* _EXERCISE INSTRUCTIONS_
Find all lines in the records that include the word "name", and copy them out.
☆ ☆ ☆ ☆ ☆ ☆ ☆
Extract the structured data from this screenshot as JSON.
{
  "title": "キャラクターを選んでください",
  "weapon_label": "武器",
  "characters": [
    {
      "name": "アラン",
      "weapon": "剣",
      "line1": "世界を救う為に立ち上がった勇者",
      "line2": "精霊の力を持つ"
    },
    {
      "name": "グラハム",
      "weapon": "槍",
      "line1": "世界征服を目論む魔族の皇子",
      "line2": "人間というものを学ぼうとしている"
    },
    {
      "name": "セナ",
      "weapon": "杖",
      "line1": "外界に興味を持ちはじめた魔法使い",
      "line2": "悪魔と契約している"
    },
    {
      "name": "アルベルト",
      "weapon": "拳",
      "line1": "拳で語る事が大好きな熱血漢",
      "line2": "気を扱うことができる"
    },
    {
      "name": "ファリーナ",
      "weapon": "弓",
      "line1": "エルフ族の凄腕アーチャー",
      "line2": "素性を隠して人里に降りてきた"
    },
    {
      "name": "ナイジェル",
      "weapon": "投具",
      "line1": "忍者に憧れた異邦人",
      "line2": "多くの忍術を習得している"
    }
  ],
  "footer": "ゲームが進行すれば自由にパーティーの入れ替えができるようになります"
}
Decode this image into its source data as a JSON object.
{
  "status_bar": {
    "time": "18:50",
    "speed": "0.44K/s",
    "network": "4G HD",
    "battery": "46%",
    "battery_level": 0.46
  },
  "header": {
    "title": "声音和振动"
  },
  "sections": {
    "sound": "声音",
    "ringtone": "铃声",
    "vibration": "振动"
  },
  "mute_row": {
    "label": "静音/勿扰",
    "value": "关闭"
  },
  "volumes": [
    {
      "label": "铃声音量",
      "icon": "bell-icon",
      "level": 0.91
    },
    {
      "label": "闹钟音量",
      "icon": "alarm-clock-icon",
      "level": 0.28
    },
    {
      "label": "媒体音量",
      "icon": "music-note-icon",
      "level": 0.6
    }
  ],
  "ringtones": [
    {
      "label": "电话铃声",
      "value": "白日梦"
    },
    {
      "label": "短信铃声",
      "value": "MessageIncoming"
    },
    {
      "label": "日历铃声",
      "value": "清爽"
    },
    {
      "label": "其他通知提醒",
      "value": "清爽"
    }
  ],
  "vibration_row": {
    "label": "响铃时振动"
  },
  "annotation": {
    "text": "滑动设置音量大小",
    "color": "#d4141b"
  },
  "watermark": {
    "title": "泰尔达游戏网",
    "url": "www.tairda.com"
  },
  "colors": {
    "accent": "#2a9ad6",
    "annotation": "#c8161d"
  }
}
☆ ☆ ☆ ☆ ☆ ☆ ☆
* _RESULT OF THIS EXERCISE_
      "name": "アラン",
      "name": "グラハム",
      "name": "セナ",
      "name": "アルベルト",
      "name": "ファリーナ",
      "name": "ナイジェル",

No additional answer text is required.